"There's certainly a poetic justice that can be considered if and when the games come to Chicago," said Stuart Owen Rankin.
Rankin can only imagine the courage of his grandfather, Jesse Owens, the black Chicagoan who won four gold medals in the 1936 Games in Berlin. The South Side sprinter and long jumper, who persevered racism in his own country, dismissed the notion of Aryan supremacy as Hitler and tens of thousands of Nazis watched.
For Rankin, it would mean so much to host the 2016 Games on the South Side.
"There would be a full circle feel coming to the city that my grandfather considered home," said Rankin.
Chicago's track and field stadium would be built in Washington Park on ground that Jesse Owens may have walked during his life. Former Olympian and park District Commissioner Bob Pickens said the diversity of surrounding neighborhoods is perfect for the games.
"Here, you can walk down the street and see as many African-Americans as you see whites and Hispanics in one fell swoop. This is the world," said Pickens.
"Most importantly, who's leading us today?
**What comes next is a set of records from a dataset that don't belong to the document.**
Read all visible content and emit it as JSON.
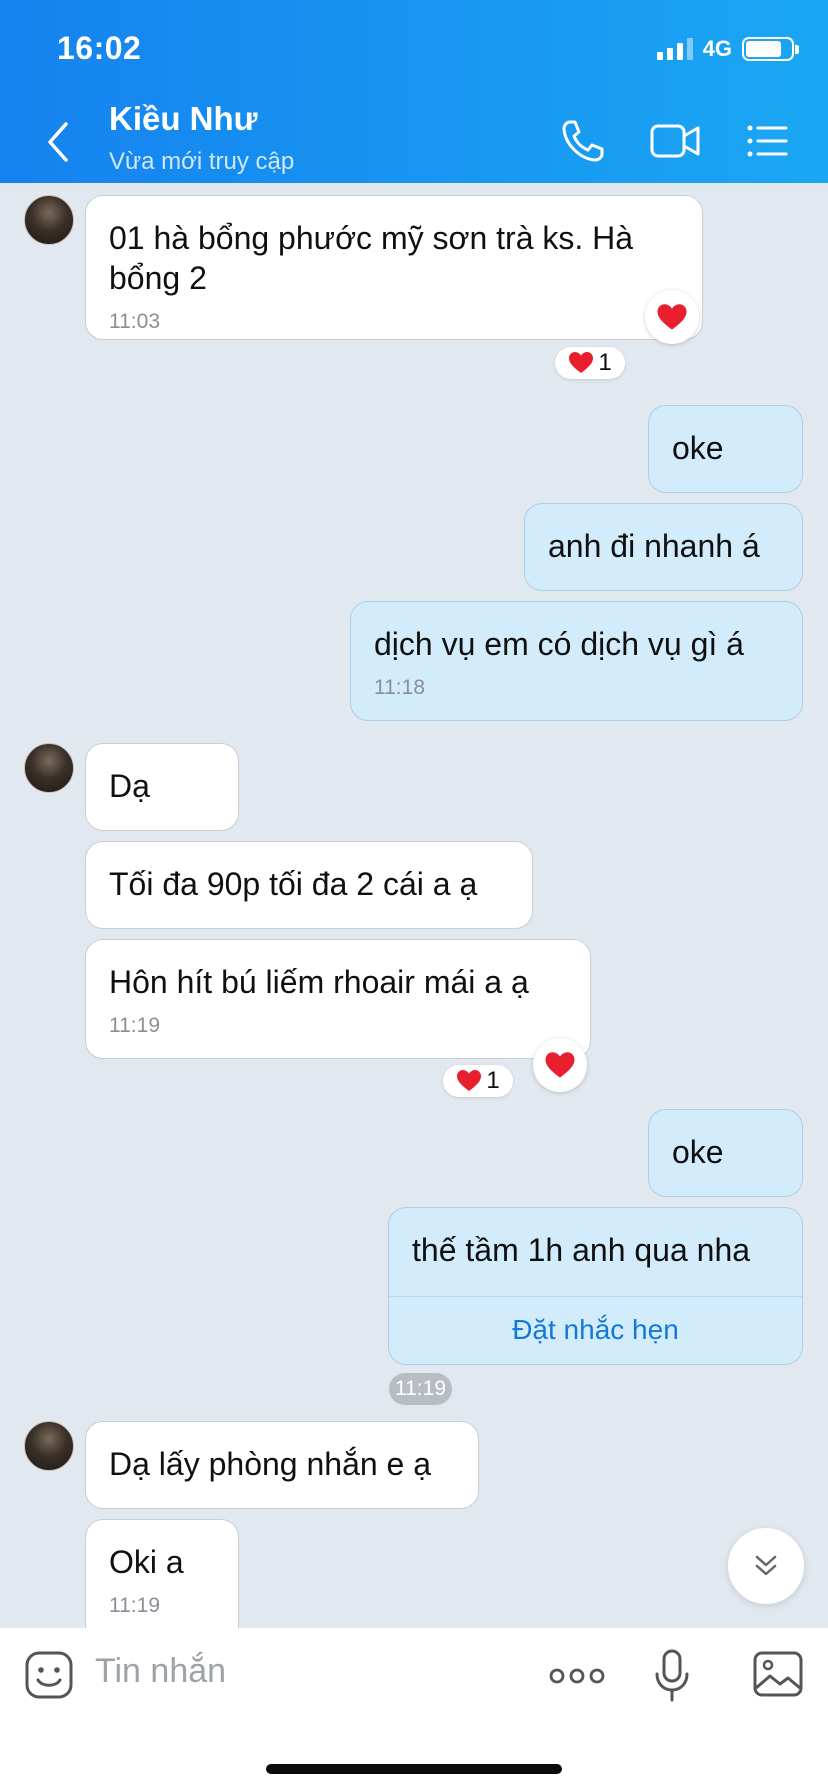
{
  "status_bar": {
    "time": "16:02",
    "network": "4G",
    "battery_percent": 80
  },
  "header": {
    "name": "Kiều Như",
    "status": "Vừa mới truy cập"
  },
  "messages": {
    "m1": {
      "text": "01 hà bổng phước mỹ sơn trà  ks. Hà bổng 2",
      "time": "11:03",
      "reaction_count": "1"
    },
    "m2": {
      "text": "oke"
    },
    "m3": {
      "text": "anh đi nhanh á"
    },
    "m4": {
      "text": "dịch vụ em có dịch vụ gì á",
      "time": "11:18"
    },
    "m5": {
      "text": "Dạ"
    },
    "m6": {
      "text": "Tối đa 90p tối đa 2 cái a ạ"
    },
    "m7": {
      "text": "Hôn hít bú liếm rhoair mái a ạ",
      "time": "11:19",
      "reaction_count": "1"
    },
    "m8": {
      "text": "oke"
    },
    "m9": {
      "text": "thế tầm 1h anh qua nha",
      "reminder_label": "Đặt nhắc hẹn",
      "time": "11:19"
    },
    "m10": {
      "text": "Dạ lấy phòng nhắn e ạ"
    },
    "m11": {
      "text": "Oki a",
      "time": "11:19"
    }
  },
  "composer": {
    "placeholder": "Tin nhắn"
  },
  "icons": {
    "back": "chevron-left-icon",
    "call": "phone-icon",
    "video": "video-camera-icon",
    "menu": "list-menu-icon",
    "reaction": "heart-icon",
    "scroll": "double-chevron-down-icon",
    "sticker": "sticker-icon",
    "more": "more-dots-icon",
    "mic": "microphone-icon",
    "gallery": "image-icon"
  },
  "colors": {
    "header_start": "#1582ef",
    "header_end": "#1aa7f3",
    "outgoing_bubble": "#d3ecfc",
    "background": "#e2e8f0",
    "reaction_heart": "#e8202e",
    "reminder_link": "#1478d8"
  }
}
The president of the United States and the first lady lives just so many blocks east of here," said Mayor Daley.
The mayor and bid team will depend on African-Americans, including first lady Michelle Obama, and perhaps the president, as well as Oprah Winfrey, to sell the city's diversity.
And a special appeal will be made to the critical IOC voting block from Africa.
"The peoples off of the continent of Africa, the black Africans, will have a critical say in this effort," said Rev. Leon Finney, Chicago 2016 supporter.
Rankin, who will travel to Copenhagen next week, says he will repeat a lesser told story of his grandfather's odyssey in 1936: The lifelong friendship Jesse Owens forged with a German long jumper that, despite the turbulent times, epitomized the Olympic spirit.
"The games are about a unity through competition," said Rankin. "I think that this bid and this has kept its focus on this crucial element of the Olympic Games."
The IOC voters will consider the technical and financial aspects of all the bids, including Chicago's, but they'll also consider the emotional appeal of each city.